  • Describe the two most common Agile transformation models (Project/Pilot/Team-Led and Process-Led) and why both of them may not be sustainable in large organizations
  • Understand the important and impact of focusing on the Human Elements of an organization during a transformation and the impact that has on the sustainability of Agile in the organization
  • Describe a new (and tried) model of enterprise agile adoption that focuses on transforming culture so that agile can be sustainable in the organization
Attachments:

Speakers
avatar for Ahmed Sidky

Ahmed Sidky

Head of Business Agility, Riot Games
Ahmed Sidky, Ph.D. known as Doctor Agile, is a well-known thought-leader in the Agile community. He is currently the Director of Development Management for Riot Games and before that he was a transformation consultant for Fortune 100 companies. He is the co-author of Becoming Agile... Read More →

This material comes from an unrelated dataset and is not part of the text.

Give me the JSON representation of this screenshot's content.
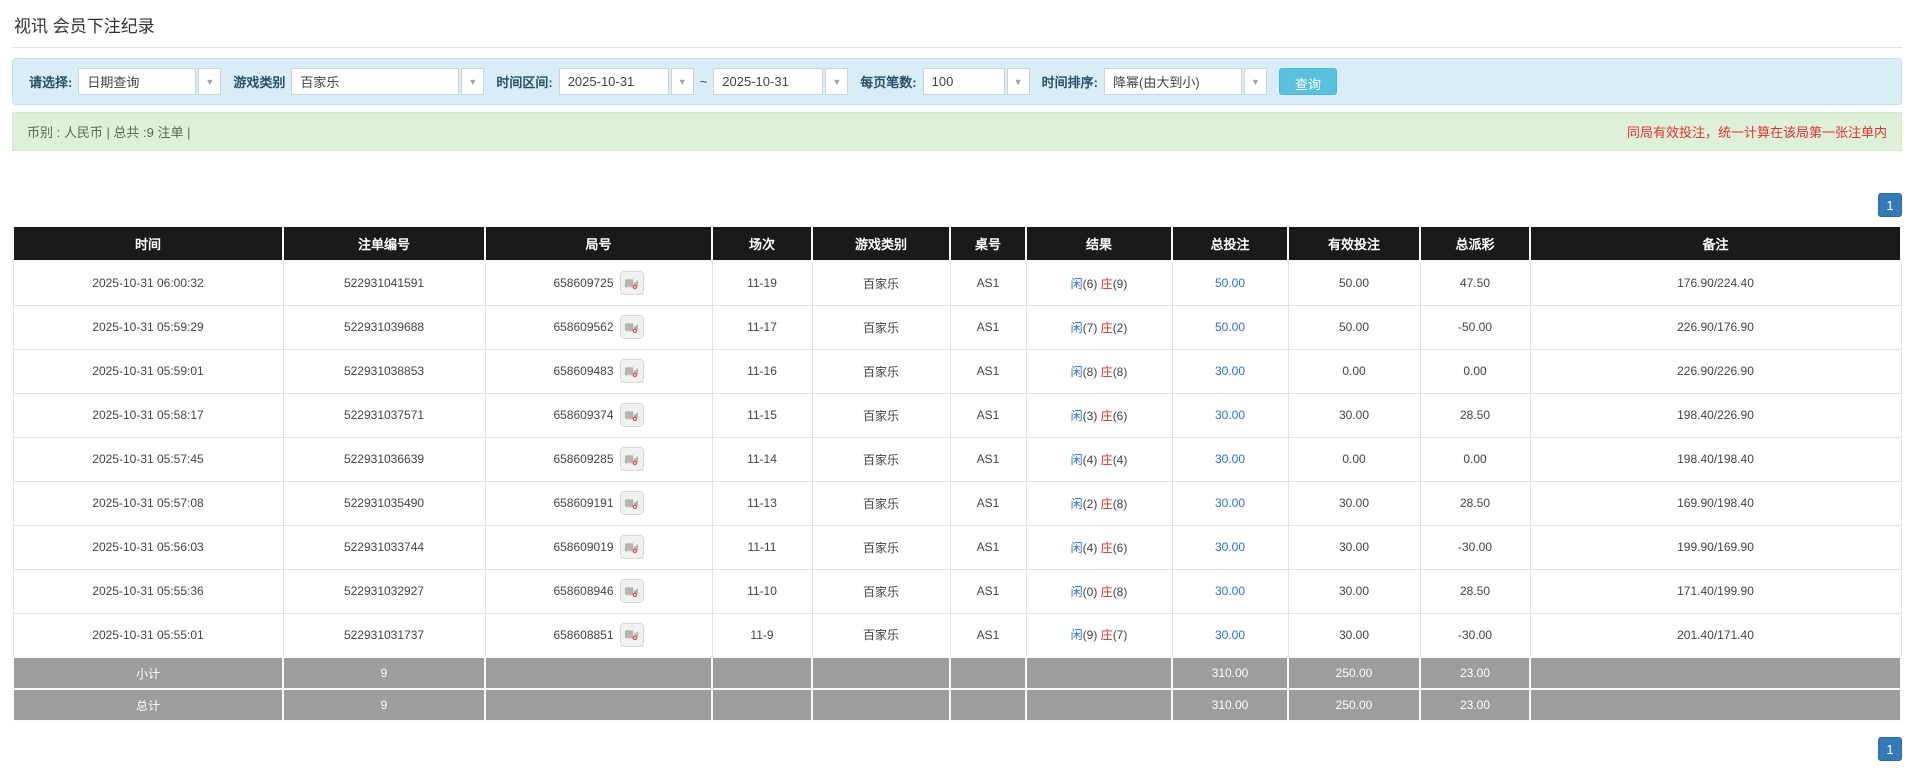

Thursday August 6, 2015 15:45 - 17:00
Potomac C

15:45

Yahoo: Pulling an Elephant out of a Tarpit (Ed Kraay, Stas Zvinyatskovsky)
Limited Capacity seats available

Abstract:
Yahoo is an Internet pioneer. Somewhere along the way, our size got ahead of our ability to execute to the point that we slowed to a halt. This is a story of a multi-year journey of us fighting back and regaining our groove: innovating and executing at warp drive speed.
Come hear lessons that we learned along the way, profit from our mistakes, avoid dead ends and frustration, cry and laugh with us.
Learning Outcomes:
  • Participants will be able to recognize how to leverage crises to increase speed and improve quality.
  • Participants will be able to distinguish between adoption of methodologies (Scrum, SAFe) and real agility, adapting to shifts in the market.
  • Participants will learn to shape their change strategy based on why they are going agile in the first place.
  • Participants will be able to spot trouble in their own agile adoption efforts.
Attachments:

Speakers
avatar for Ed Kraay

Ed Kraay

Technical Project/Program Mgr, Yahoo!
Ed has been at Yahoo for 3 years. His first job was a coach moving 1000 people all-in to modern software methods. He then worked to spread agile methods across Yahoo as a whole. He now works as a Program Lead for a large strategic project. Prior to Yahoo Ed was an coach for ThoughtWorks... Read More →
avatar for Stas Zvinyatskovsky

Stas Zvinyatskovsky

Managing Director, Accenture
Stas is a Managing Director at Accenture, where he helps companies achieve their dreams by implementing Modern Software Engineering. Prior to Accenture, Stas was a Distinguished Architect at Yahoo where he developed highly distributed and highly scalable software systems. While at... Read More →


Thursday August 6, 2015 15:45 - 17:00
National Harbor 6/7
 
Friday, August 7
 

09:00

Scaling Agile with Open Space (Daniel Mezick)
Limited Capacity seats available

Abstract:
Open Space gatherings arranged inside organizations are totally unlike the Open Space events you may be familiar with during public conferences. As described in the book SPIRIT from Harrison Owen, Open Space is actually designed to enable development and transformations in organizations. This session is about how to leverage Open Space to scale Agile across the enterprise.
At the root of effective Agile is the self-managed team...a self-organizing system. At the core of Open Space is the power of self-organization. In this sense, effective Agile adoptions and Open Space are very, very similar.
During this session I will present narratives, pictures, videos and testimony from C-level people as well as team members. Each will describe how Open Space inside their Agile adoption literally changed their lives. Of particular interest are the stories executives tell about how they learned to let go and trust their people to provide everything the Agile adoption needed to succeed at scale.

Learning Outcomes:
  • Learn how to apply Open Space for ensuring effective Agile adoptions
  • Understand how to bring executives into the self-managed world of Agile and Open Space
  • Gain knowledge of at least 7 experience reports detailing various approaches, tools and techniques



Speakers

Friday August 7, 2015 09:00 - 10:15
National Harbor 10/11